The closing Electric Eyes is the most Sisters-like of the lot, a furious meld of Body Electric/Alice/First and Last and Always.
If there is one criticism then it is that they need to put their own stamp on proceeding; more of their identity and less identikit. However, this is an impressive showing by a band with something to say.
Department S at first appear an odd fit between Terminal Gods and The Chameleons however once they started you could chart a line between them all. Neither punk nor postpunk they mix angular guitars with a power-pop sensibility. Reforming in 2007 after 26 years, sadly without the (late) gloriously named and stylish showman, Vaughn Toulouse, they are lived in, have lived it, but, time has not withered them. Former keyboard player Eddie Roxy is on vocals; his is a laconic almost disinterested style.
Going Left Right is a beat-driven, aggressive song with brilliant psychedelic guitar and trance-like synthesisers whereas 2009’s Wonderful day’ starts like Young Knives’ ‘She’s attracted to’ before descending into a catchy 60s-esque pop song.
1980’s outstanding debut ‘Is Vic there?’ – their only Top 40 hit – never fails to astound. An iconic and menacing riff that swoops and soars, flows and falls; it is timeless. Seven lines repeated over and over; it’s hypnotic.
It’s been a customary facet of the ‘retromaniac’ times we live in for bands to play seminal albums in their entirety. The mercurial Mark Burgess refashioned the Manchester band as The Chameleons Vox following a final acrimonious split in 2003 and tonight they play their 1983 LP ‘Script from the Bridge’. Twelve songs that flow seamlessly into one another, the distinctive 80s production crisp and sounding both of its time and contemporary; once novel and pioneering this is now the default setting for ‘indie’ types. Their influence is as clear as day in the manufactured, context-free glum-rock of Editors and White Lies. Again, The Horrors’ recent releases have mined this sound and mood. This is proto-indie, pre-commercialisation and mass appropriation.
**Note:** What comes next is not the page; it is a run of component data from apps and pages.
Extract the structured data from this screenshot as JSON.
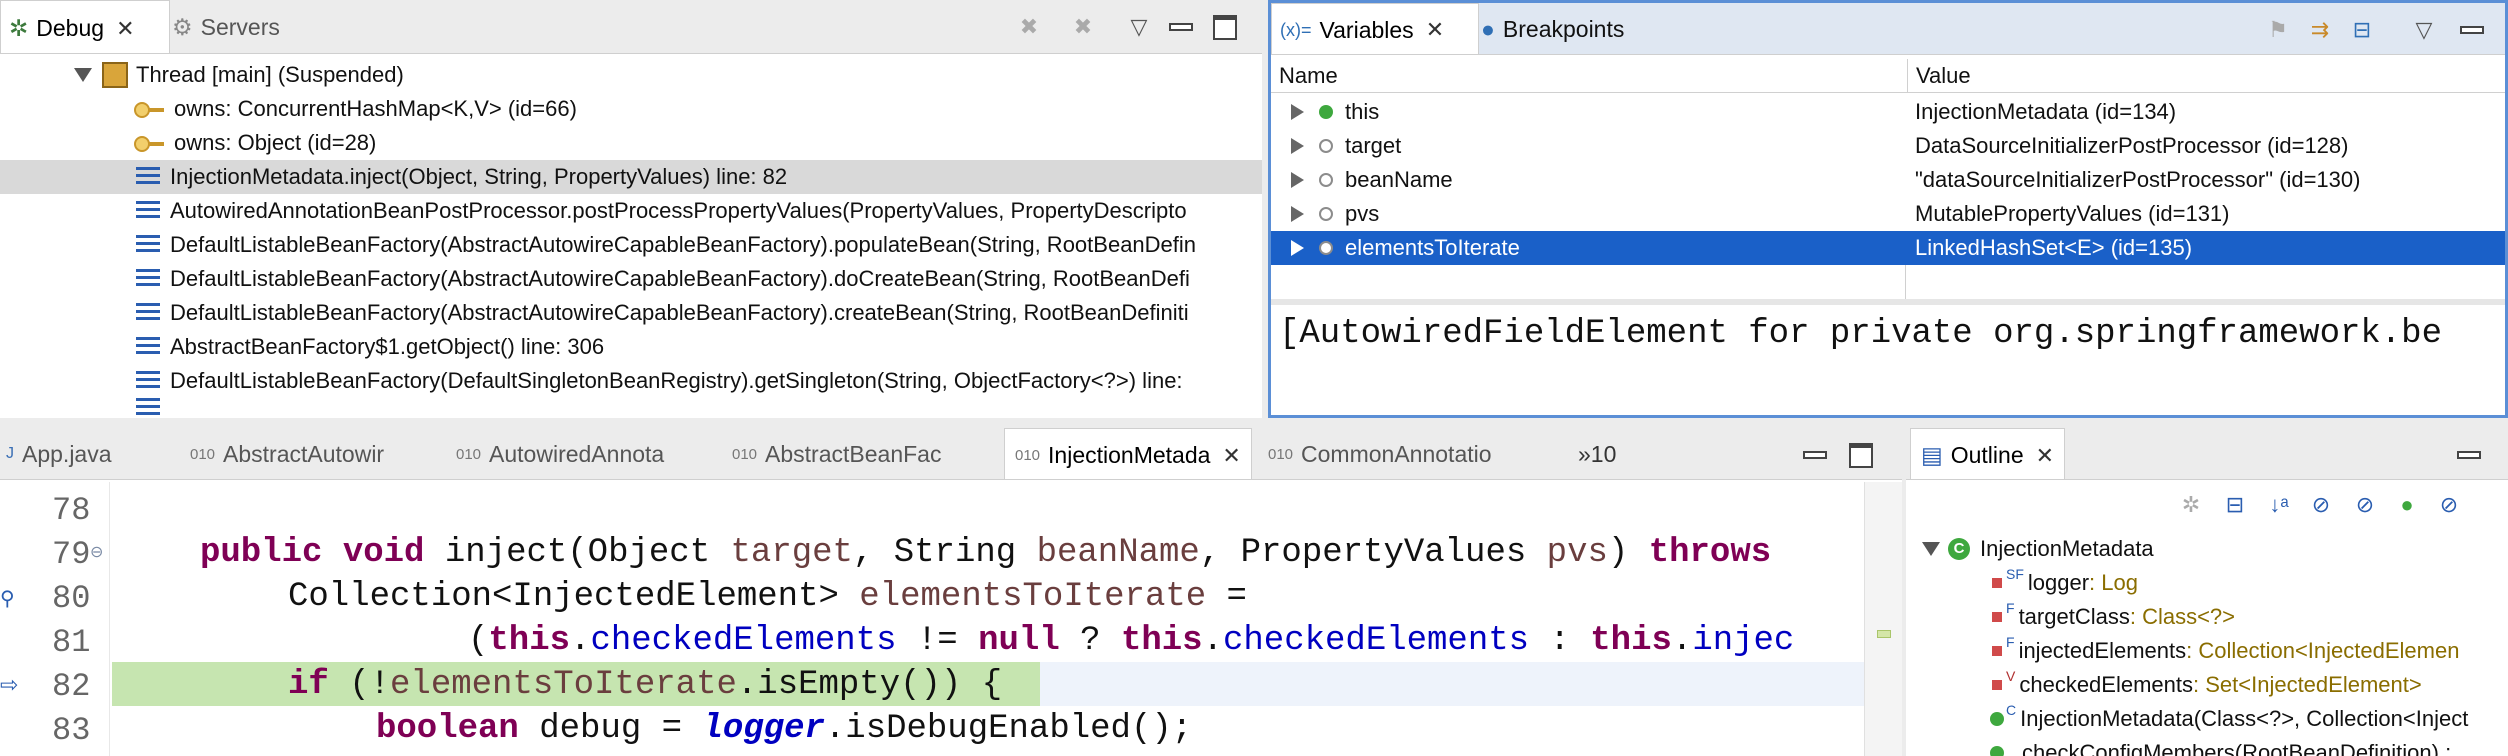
{
  "debug_view": {
    "tabs": [
      {
        "label": "Debug",
        "icon": "bug-icon"
      },
      {
        "label": "Servers",
        "icon": "servers-icon"
      }
    ],
    "thread": "Thread [main] (Suspended)",
    "rows": [
      {
        "text": "owns: ConcurrentHashMap<K,V>  (id=66)",
        "icon": "key-icon"
      },
      {
        "text": "owns: Object  (id=28)",
        "icon": "key-icon"
      },
      {
        "text": "InjectionMetadata.inject(Object, String, PropertyValues) line: 82",
        "icon": "stack-frame-icon",
        "selected": true
      },
      {
        "text": "AutowiredAnnotationBeanPostProcessor.postProcessPropertyValues(PropertyValues, PropertyDescripto",
        "icon": "stack-frame-icon"
      },
      {
        "text": "DefaultListableBeanFactory(AbstractAutowireCapableBeanFactory).populateBean(String, RootBeanDefin",
        "icon": "stack-frame-icon"
      },
      {
        "text": "DefaultListableBeanFactory(AbstractAutowireCapableBeanFactory).doCreateBean(String, RootBeanDefi",
        "icon": "stack-frame-icon"
      },
      {
        "text": "DefaultListableBeanFactory(AbstractAutowireCapableBeanFactory).createBean(String, RootBeanDefiniti",
        "icon": "stack-frame-icon"
      },
      {
        "text": "AbstractBeanFactory$1.getObject() line: 306",
        "icon": "stack-frame-icon"
      },
      {
        "text": "DefaultListableBeanFactory(DefaultSingletonBeanRegistry).getSingleton(String, ObjectFactory<?>) line:",
        "icon": "stack-frame-icon"
      }
    ]
  },
  "variables_view": {
    "tabs": [
      {
        "label": "Variables",
        "icon": "variables-icon",
        "prefix": "(x)="
      },
      {
        "label": "Breakpoints",
        "icon": "breakpoints-icon"
      }
    ],
    "columns": [
      "Name",
      "Value"
    ],
    "rows": [
      {
        "name": "this",
        "value": "InjectionMetadata  (id=134)",
        "dot_color": "#3ea83e"
      },
      {
        "name": "target",
        "value": "DataSourceInitializerPostProcessor  (id=128)",
        "dot_color": "#8c8c8c"
      },
      {
        "name": "beanName",
        "value": "\"dataSourceInitializerPostProcessor\" (id=130)",
        "dot_color": "#8c8c8c"
      },
      {
        "name": "pvs",
        "value": "MutablePropertyValues  (id=131)",
        "dot_color": "#8c8c8c"
      },
      {
        "name": "elementsToIterate",
        "value": "LinkedHashSet<E>  (id=135)",
        "dot_color": "#8c8c8c",
        "selected": true
      }
    ],
    "detail": "[AutowiredFieldElement for private org.springframework.be",
    "selection_color": "#1a60c8"
  },
  "editor": {
    "tabs": [
      {
        "label": "App.java"
      },
      {
        "label": "AbstractAutowir"
      },
      {
        "label": "AutowiredAnnota"
      },
      {
        "label": "AbstractBeanFac"
      },
      {
        "label": "InjectionMetada",
        "active": true
      },
      {
        "label": "CommonAnnotatio"
      }
    ],
    "overflow_label": "»10",
    "line_numbers": [
      "78",
      "79",
      "80",
      "81",
      "82",
      "83"
    ],
    "current_line_color": "#c6e5b0"
  },
  "outline_view": {
    "tab": "Outline",
    "root": "InjectionMetadata",
    "items": [
      {
        "name": "logger",
        "type": " : Log",
        "marker": "SF"
      },
      {
        "name": "targetClass",
        "type": " : Class<?>",
        "marker": "F"
      },
      {
        "name": "injectedElements",
        "type": " : Collection<InjectedElemen",
        "marker": "F"
      },
      {
        "name": "checkedElements",
        "type": " : Set<InjectedElement>",
        "marker": "V"
      },
      {
        "name": "InjectionMetadata(Class<?>, Collection<Inject",
        "type": "",
        "marker": "C"
      },
      {
        "name": "checkConfigMembers(RootBeanDefinition) :",
        "type": "",
        "marker": ""
      }
    ]
  }
}
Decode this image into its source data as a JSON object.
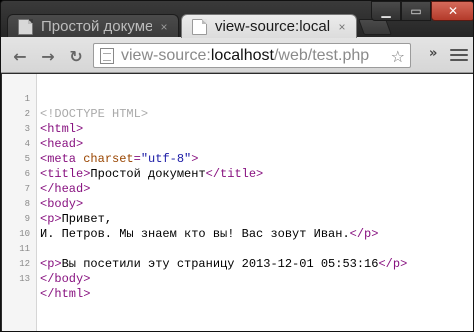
{
  "tabs": [
    {
      "title": "Простой докумен",
      "active": false,
      "close": "×"
    },
    {
      "title": "view-source:localh",
      "active": true,
      "close": "×"
    }
  ],
  "window_controls": {
    "minimize": "▁",
    "maximize": "▭",
    "close": "✕"
  },
  "toolbar": {
    "back": "←",
    "forward": "→",
    "reload": "↻",
    "url_scheme": "view-source:",
    "url_host": "localhost",
    "url_path": "/web/test.php",
    "star": "☆",
    "more": "»"
  },
  "source_lines": [
    {
      "n": "1",
      "doctype": "<!DOCTYPE HTML>"
    },
    {
      "n": "2",
      "open": "<html>"
    },
    {
      "n": "3",
      "open": "<head>"
    },
    {
      "n": "4",
      "open": "<meta ",
      "attr": "charset",
      "eq": "=",
      "val": "\"utf-8\"",
      "close_bracket": ">"
    },
    {
      "n": "5",
      "open": "<title>",
      "text": "Простой документ",
      "close": "</title>"
    },
    {
      "n": "6",
      "open": "</head>"
    },
    {
      "n": "7",
      "open": "<body>"
    },
    {
      "n": "8",
      "open": "<p>",
      "text": "Привет,"
    },
    {
      "n": "9",
      "text": "И. Петров. Мы знаем кто вы! Вас зовут Иван.",
      "close": "</p>"
    },
    {
      "n": "10"
    },
    {
      "n": "11",
      "open": "<p>",
      "text": "Вы посетили эту страницу 2013-12-01 05:53:16",
      "close": "</p>"
    },
    {
      "n": "12",
      "open": "</body>"
    },
    {
      "n": "13",
      "open": "</html>"
    }
  ]
}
The ominous chimes of ‘Don’t Fall’ kick off proceedings, an ode to a night on magic mushrooms, the sounds is controlled chaos with lyrics of perception-bending events; ‘the place to be exists only in your head’
The lovely ‘Second Skin’ with its aching refrain of ‘I dedicate this melody to you … is this the stuff dreams are made of’ leads to ‘Less than human’ a tale of unrequited love, unexpressed desire from afar. ‘I must have died a thousand times, feeling less than human I surmise, less than human in God’s eyes’. Monkeyland is inspired by occult author Colin Wilson’s ‘triviality of everydayness’; the quotidian feelings of suffocation and the banality of a dead-end existence.
‘Thursday’s Child’ displays choppy guitars with deft melodies. The songs offer an idea of how U2 might have remained had they not gone stetson wearing, preachy and humanity rescuing. Unlike their contemporaries The Chameleons never compromised their vision; this debut album laying down a template.
Pleasingly there is a notable absence of cameras/phones, that curious practice of placing a barrier between you and the now; what will the lasting memory be of? Despite the line-up consisting of past, present and future, tonight is of here and now.